* **Work item**:
Please filter the data below down to the lines holding the string "color".

*** Data extracts ***

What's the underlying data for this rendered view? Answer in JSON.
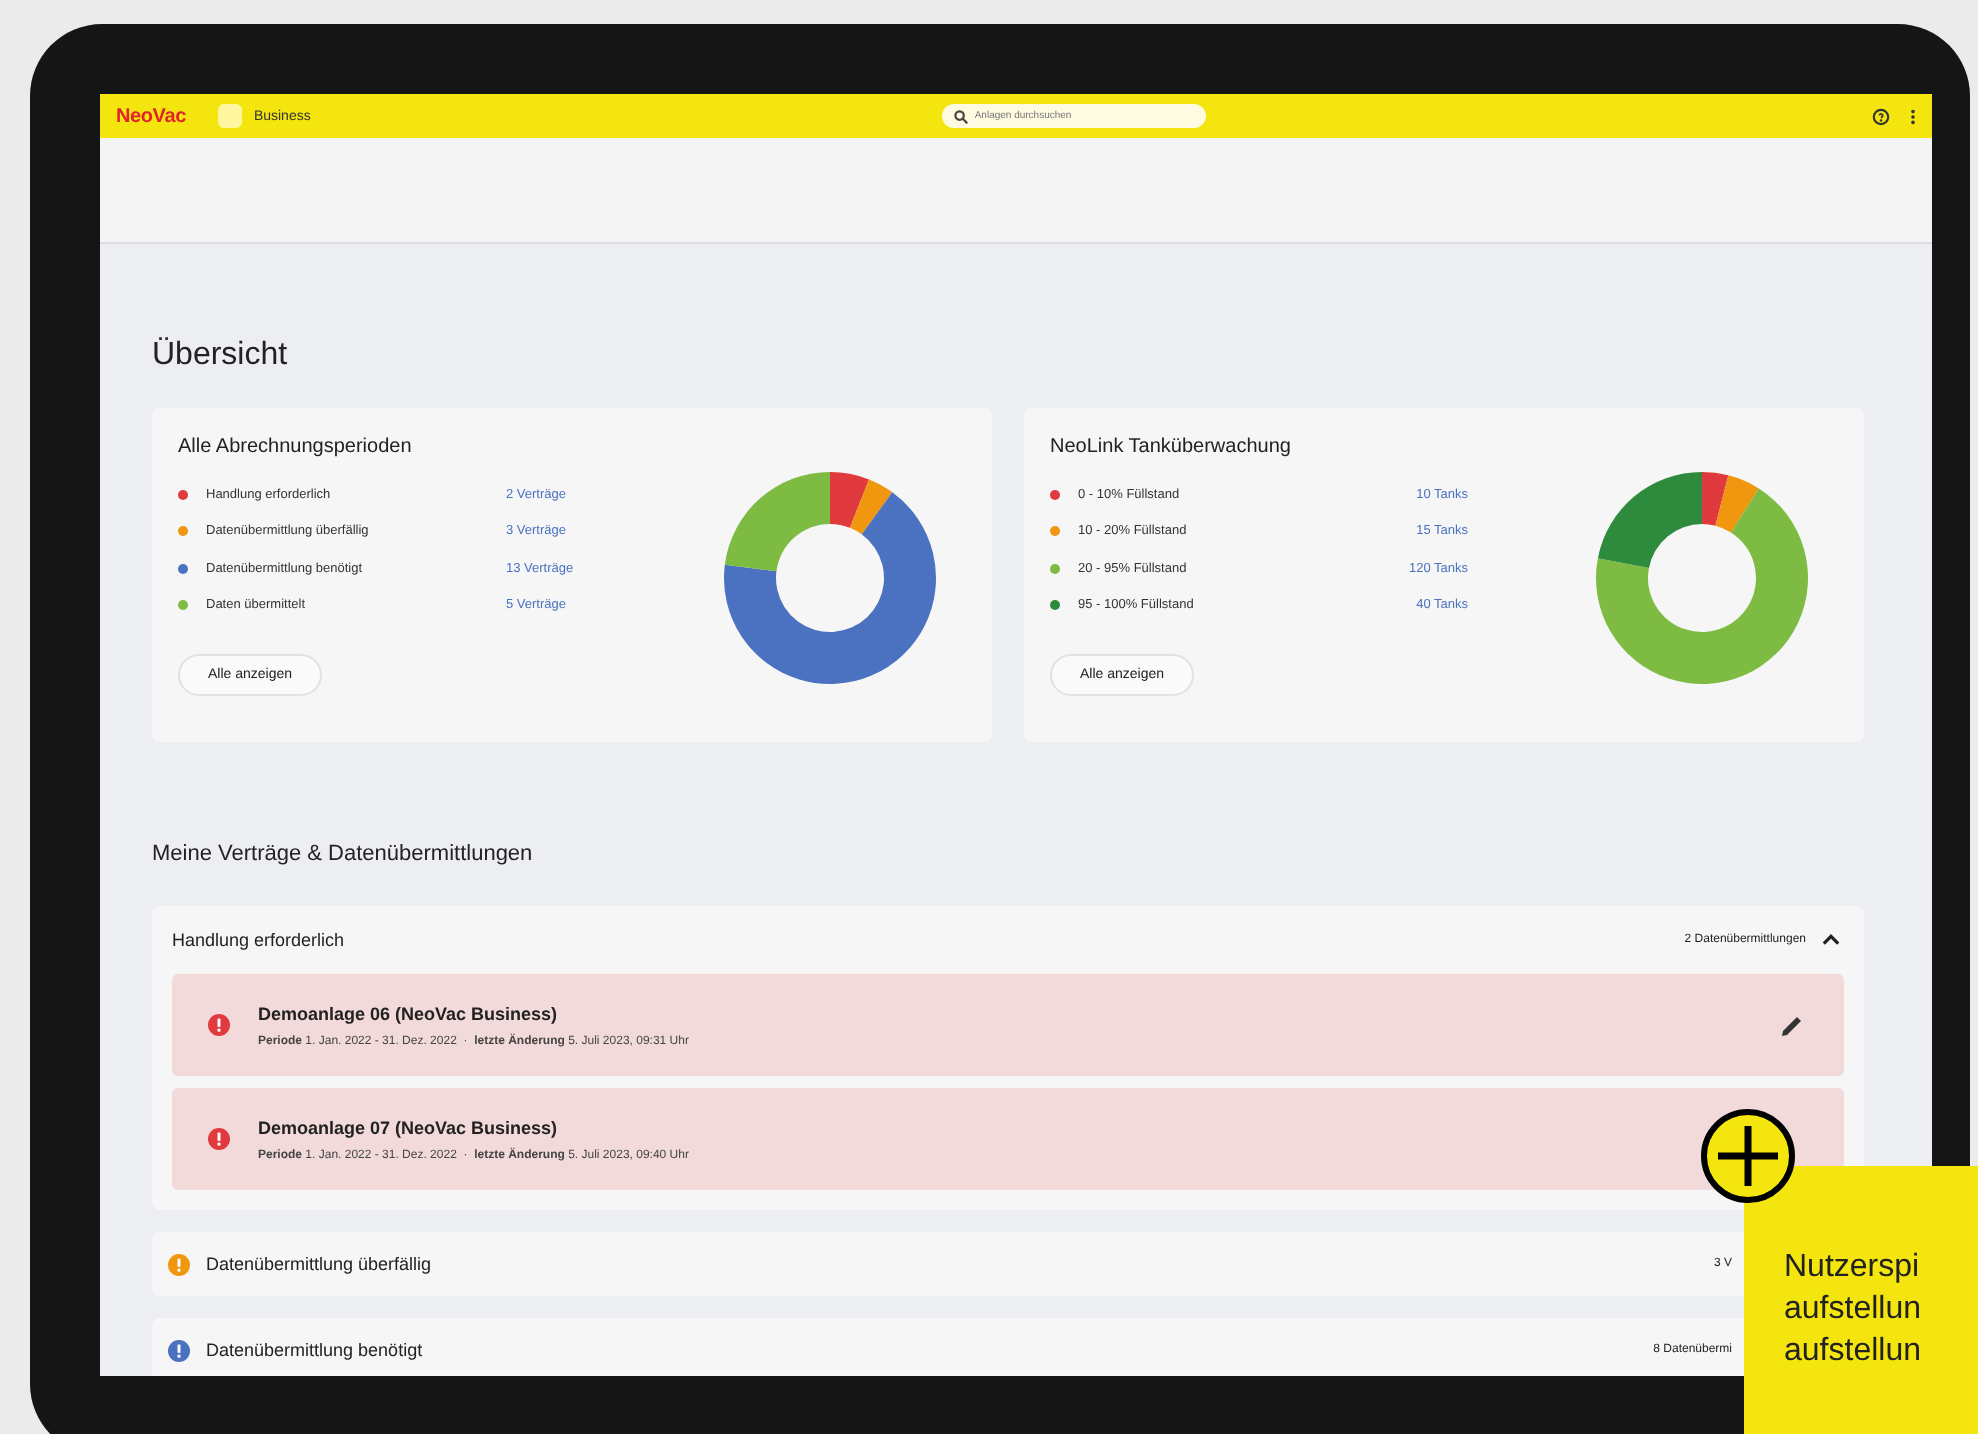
{
  "topbar": {
    "logo": "NeoVac",
    "app_label": "Business",
    "search": {
      "placeholder": "Anlagen durchsuchen"
    }
  },
  "page_title": "Übersicht",
  "cards": [
    {
      "title": "Alle Abrechnungsperioden",
      "legend": [
        {
          "label": "Handlung erforderlich",
          "value": "2 Verträge",
          "color": "#e03a3e"
        },
        {
          "label": "Datenübermittlung überfällig",
          "value": "3 Verträge",
          "color": "#f0960f"
        },
        {
          "label": "Datenübermittlung benötigt",
          "value": "13 Verträge",
          "color": "#4a72c0"
        },
        {
          "label": "Daten übermittelt",
          "value": "5 Verträge",
          "color": "#7dbb42"
        }
      ],
      "button": "Alle anzeigen",
      "chart_data": {
        "type": "donut",
        "values": [
          6,
          4,
          67,
          23
        ]
      }
    },
    {
      "title": "NeoLink Tanküberwachung",
      "legend": [
        {
          "label": "0 - 10% Füllstand",
          "value": "10 Tanks",
          "color": "#e03a3e"
        },
        {
          "label": "10 - 20% Füllstand",
          "value": "15 Tanks",
          "color": "#f0960f"
        },
        {
          "label": "20 - 95% Füllstand",
          "value": "120 Tanks",
          "color": "#7dbb42"
        },
        {
          "label": "95 - 100% Füllstand",
          "value": "40 Tanks",
          "color": "#2e8b3e"
        }
      ],
      "button": "Alle anzeigen",
      "chart_data": {
        "type": "donut",
        "values": [
          4,
          5,
          69,
          22
        ]
      }
    }
  ],
  "section_title": "Meine Verträge & Datenübermittlungen",
  "groups": [
    {
      "title": "Handlung erforderlich",
      "color": "#e03a3e",
      "count": "2 Datenübermittlungen",
      "expanded": true,
      "items": [
        {
          "title": "Demoanlage 06 (NeoVac Business)",
          "meta": "**Periode** 1. Jan. 2022 - 31. Dez. 2022  ·  **letzte Änderung** 5. Juli 2023, 09:31 Uhr",
          "editable": true
        },
        {
          "title": "Demoanlage 07 (NeoVac Business)",
          "meta": "**Periode** 1. Jan. 2022 - 31. Dez. 2022  ·  **letzte Änderung** 5. Juli 2023, 09:40 Uhr",
          "editable": false
        }
      ]
    },
    {
      "title": "Datenübermittlung überfällig",
      "color": "#f0960f",
      "count": "3 V",
      "expanded": false
    },
    {
      "title": "Datenübermittlung benötigt",
      "color": "#4a72c0",
      "count": "8 Datenübermi",
      "expanded": false
    }
  ],
  "promo": {
    "lines": [
      "Nutzerspi",
      "aufstellun",
      "aufstellun"
    ]
  }
}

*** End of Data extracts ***

* **Answer to this exercise**:
          "color": "#e03a3e"
          "color": "#f0960f"
          "color": "#4a72c0"
          "color": "#7dbb42"
          "color": "#e03a3e"
          "color": "#f0960f"
          "color": "#7dbb42"
          "color": "#2e8b3e"
      "color": "#e03a3e",
      "color": "#f0960f",
      "color": "#4a72c0",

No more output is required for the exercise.